- _Problem to work on_: Find every line below that contains the word "hamburger" and copy it out.

- _Extracted material_:

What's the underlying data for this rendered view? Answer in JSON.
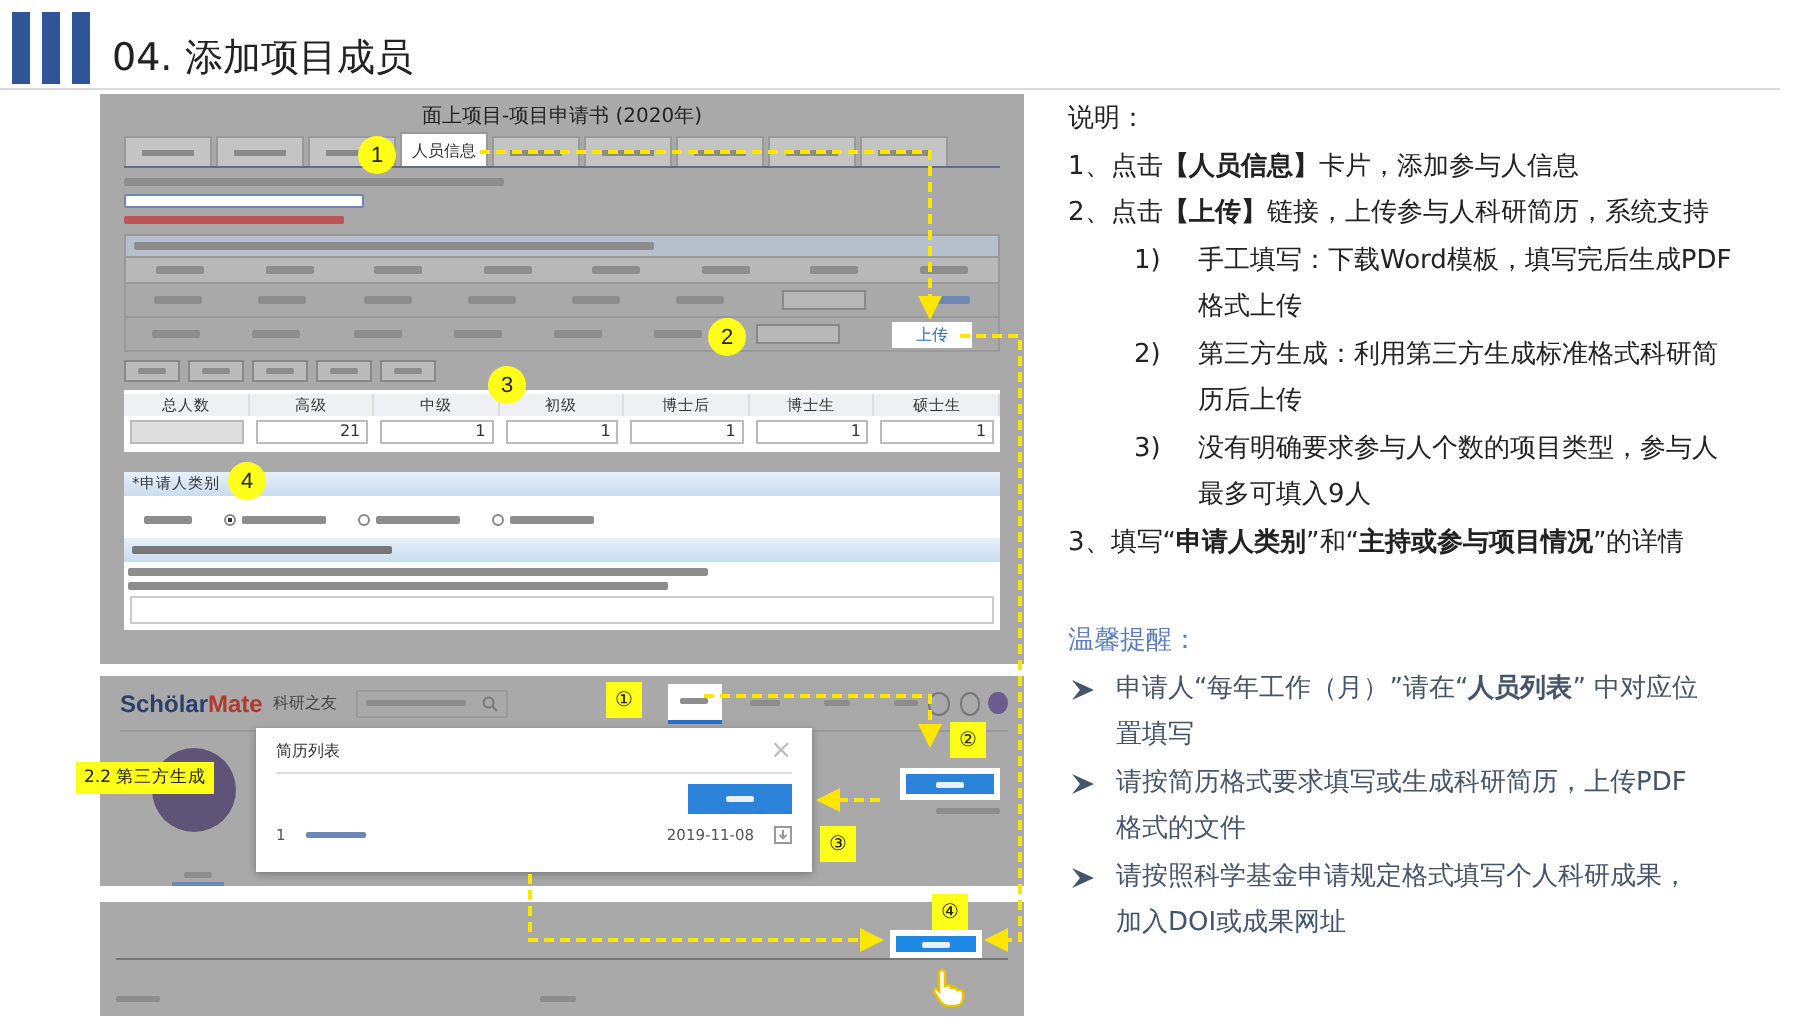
{
  "header": {
    "title": "04. 添加项目成员"
  },
  "form_screenshot": {
    "title": "面上项目-项目申请书 (2020年)",
    "tabs": [
      {
        "selected": false
      },
      {
        "selected": false
      },
      {
        "selected": false
      },
      {
        "label": "人员信息",
        "selected": true
      },
      {
        "selected": false
      },
      {
        "selected": false
      },
      {
        "selected": false
      },
      {
        "selected": false
      },
      {
        "selected": false
      }
    ],
    "upload_link": "上传",
    "count_table": {
      "columns": [
        "总人数",
        "高级",
        "中级",
        "初级",
        "博士后",
        "博士生",
        "硕士生"
      ],
      "values": [
        "21",
        "1",
        "1",
        "1",
        "1",
        "1"
      ]
    },
    "category_title": "*申请人类别",
    "radios": [
      {
        "selected": true
      },
      {
        "selected": false
      },
      {
        "selected": false
      }
    ],
    "markers": [
      "1",
      "2",
      "3",
      "4"
    ]
  },
  "scholarmate": {
    "logo": [
      "Schölar",
      "Mate"
    ],
    "slogan": "科研之友",
    "markers": [
      "①",
      "②",
      "③",
      "④"
    ],
    "callout": "2.2 第三方生成",
    "dialog": {
      "title": "简历列表",
      "close": "×",
      "row_index": "1",
      "row_date": "2019-11-08"
    }
  },
  "notes": {
    "title": "说明：",
    "items": [
      {
        "kind": "step",
        "text": "1、点击**【人员信息】**卡片，添加参与人信息"
      },
      {
        "kind": "step",
        "text": "2、点击**【上传】**链接，上传参与人科研简历，系统支持"
      },
      {
        "kind": "sub",
        "num": "1)",
        "text": "手工填写：下载Word模板，填写完后生成PDF格式上传"
      },
      {
        "kind": "sub",
        "num": "2)",
        "text": "第三方生成：利用第三方生成标准格式科研简历后上传"
      },
      {
        "kind": "sub",
        "num": "3)",
        "text": "没有明确要求参与人个数的项目类型，参与人最多可填入9人"
      },
      {
        "kind": "step",
        "text": "3、填写“**申请人类别**”和“**主持或参与项目情况**”的详情"
      }
    ]
  },
  "tips": {
    "title": "温馨提醒：",
    "items": [
      "申请人“每年工作（月）”请在“**人员列表**” 中对应位置填写",
      "请按简历格式要求填写或生成科研简历，上传PDF格式的文件",
      "请按照科学基金申请规定格式填写个人科研成果，加入DOI或成果网址"
    ]
  }
}
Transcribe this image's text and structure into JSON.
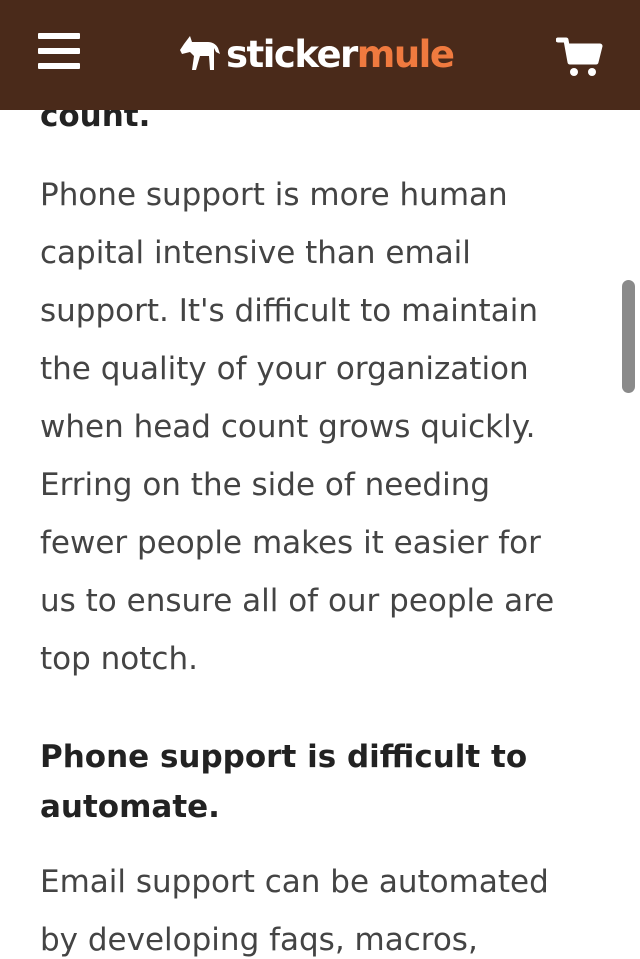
{
  "header": {
    "logo_primary": "sticker",
    "logo_accent": "mule",
    "menu_icon": "hamburger-menu-icon",
    "cart_icon": "shopping-cart-icon",
    "logo_icon": "mule-icon",
    "colors": {
      "background": "#4a2a1a",
      "logo_primary": "#ffffff",
      "logo_accent": "#f07a3f"
    }
  },
  "article": {
    "heading_fragment": "count.",
    "paragraph_1_lines": [
      "Phone support is more human",
      "capital intensive than email",
      "support. It's difficult to maintain",
      "the quality of your organization",
      "when head count grows quickly.",
      "Erring on the side of needing",
      "fewer people makes it easier for",
      "us to ensure all of our people are",
      "top notch."
    ],
    "heading_2_lines": [
      "Phone support is difficult to",
      "automate."
    ],
    "paragraph_2_lines": [
      "Email support can be automated",
      "by developing faqs, macros,"
    ]
  }
}
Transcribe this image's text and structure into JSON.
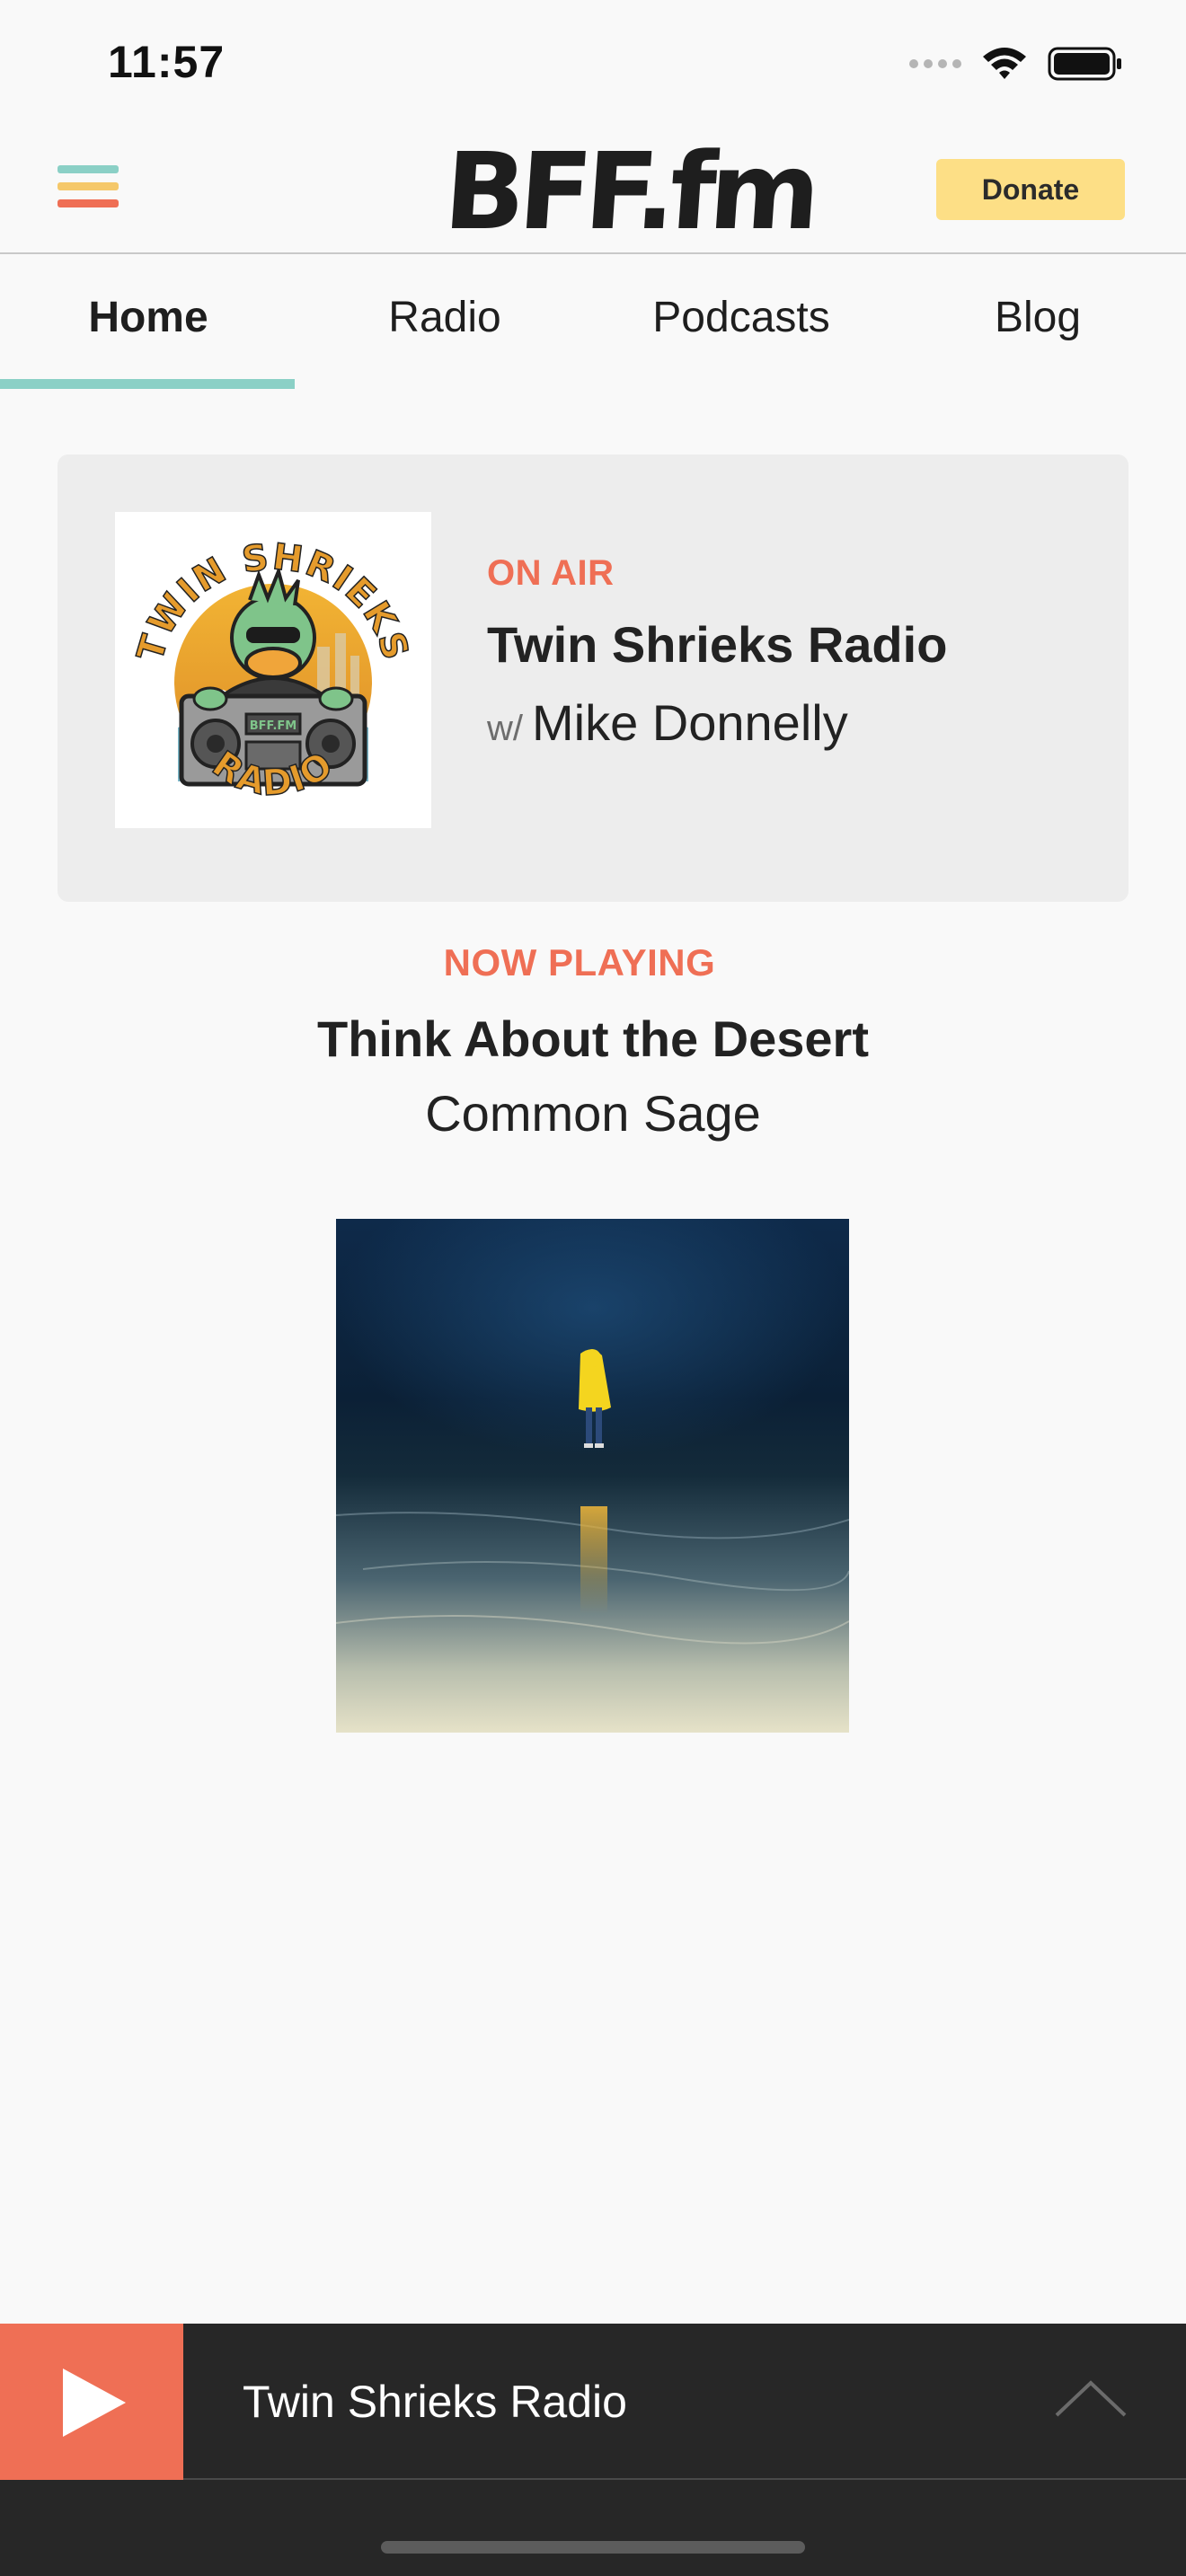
{
  "status_bar": {
    "time": "11:57",
    "icons": [
      "signal-icon",
      "wifi-icon",
      "battery-icon"
    ]
  },
  "header": {
    "logo_text": "BFF.fm",
    "donate_label": "Donate",
    "menu_icon": "hamburger-menu-icon"
  },
  "tabs": [
    {
      "label": "Home",
      "active": true
    },
    {
      "label": "Radio",
      "active": false
    },
    {
      "label": "Podcasts",
      "active": false
    },
    {
      "label": "Blog",
      "active": false
    }
  ],
  "on_air": {
    "label": "ON AIR",
    "show_title": "Twin Shrieks Radio",
    "host_prefix": "w/",
    "host_name": "Mike Donnelly",
    "artwork": {
      "top_text": "TWIN SHRIEKS",
      "bottom_text": "RADIO",
      "boombox_text": "BFF.FM"
    }
  },
  "now_playing": {
    "label": "NOW PLAYING",
    "track_title": "Think About the Desert",
    "artist": "Common Sage"
  },
  "player": {
    "title": "Twin Shrieks Radio",
    "play_icon": "play-icon",
    "expand_icon": "chevron-up-icon"
  },
  "colors": {
    "accent_orange": "#ef6f55",
    "accent_teal": "#8bd0c6",
    "accent_yellow": "#f5c86a",
    "donate_bg": "#fddf86",
    "player_bg": "#272727"
  }
}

- _Task output_:
    "menu_icon": "hamburger-menu-icon",
    "menu_icon": "hamburger-menu-icon"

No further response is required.